- [WORK ITEM]: Restate each of the lines below word for word and drop every picture.

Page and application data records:
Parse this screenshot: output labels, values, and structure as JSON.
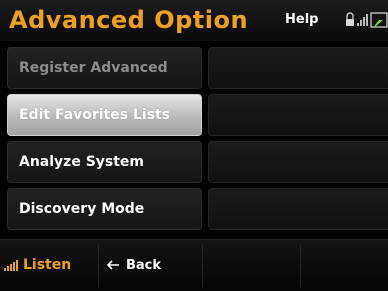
{
  "header": {
    "title": "Advanced Option",
    "help_label": "Help",
    "status_icons": [
      "lock-icon",
      "signal-strength-icon",
      "battery-icon"
    ]
  },
  "menu": {
    "items": [
      {
        "label": "Register Advanced",
        "state": "disabled"
      },
      {
        "label": "Edit Favorites Lists",
        "state": "selected"
      },
      {
        "label": "Analyze System",
        "state": "normal"
      },
      {
        "label": "Discovery Mode",
        "state": "normal"
      }
    ]
  },
  "bottom_bar": {
    "listen_label": "Listen",
    "back_label": "Back",
    "signal_icon": "signal-bars-icon",
    "back_icon": "left-arrow-icon"
  },
  "colors": {
    "accent": "#f0a020",
    "background": "#000000",
    "selected_button": "#c4c4c4",
    "disabled_text": "#8c8c8c"
  }
}
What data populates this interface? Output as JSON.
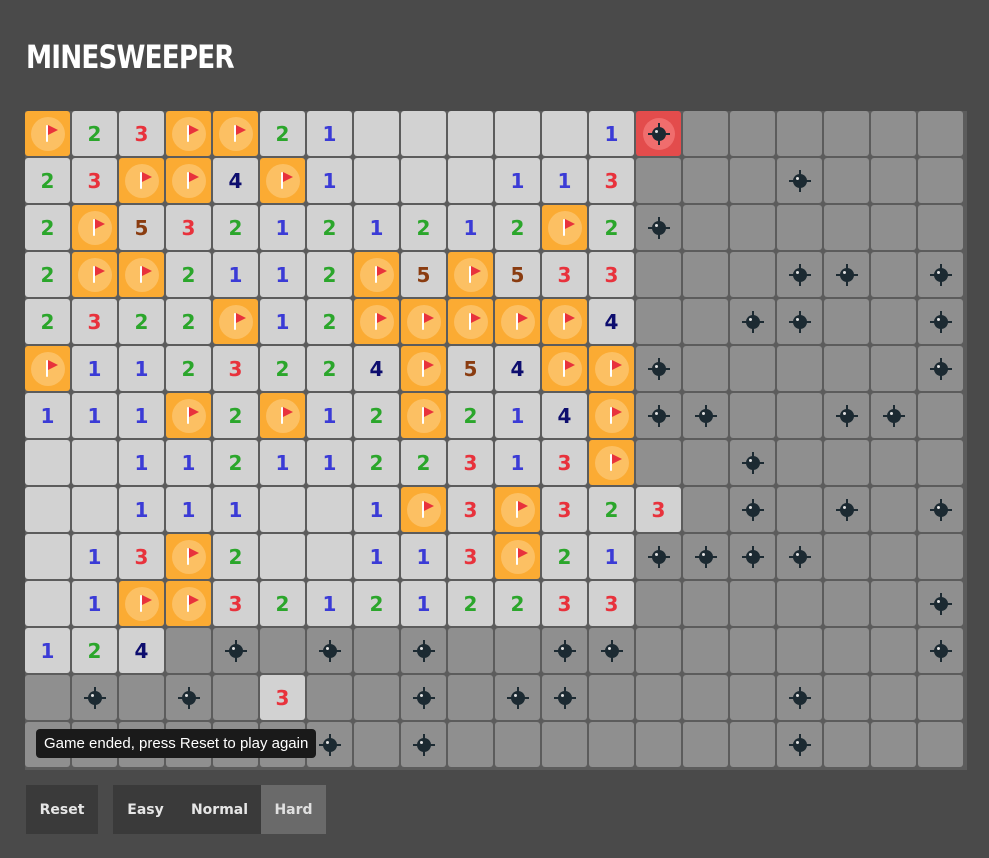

- [SOLUTION TO THE PROBLEM]:
Parse this screenshot: output labels, values, and structure as JSON.
{
  "header": {
    "title": "Advanced Option",
    "help_label": "Help",
    "status_icons": [
      "lock-icon",
      "signal-strength-icon",
      "battery-icon"
    ]
  },
  "menu": {
    "items": [
      {
        "label": "Register Advanced",
        "state": "disabled"
      },
      {
        "label": "Edit Favorites Lists",
        "state": "selected"
      },
      {
        "label": "Analyze System",
        "state": "normal"
      },
      {
        "label": "Discovery Mode",
        "state": "normal"
      }
    ]
  },
  "bottom_bar": {
    "listen_label": "Listen",
    "back_label": "Back",
    "signal_icon": "signal-bars-icon",
    "back_icon": "left-arrow-icon"
  },
  "colors": {
    "accent": "#f0a020",
    "background": "#000000",
    "selected_button": "#c4c4c4",
    "disabled_text": "#8c8c8c"
  }
}
What data populates this interface? Output as JSON.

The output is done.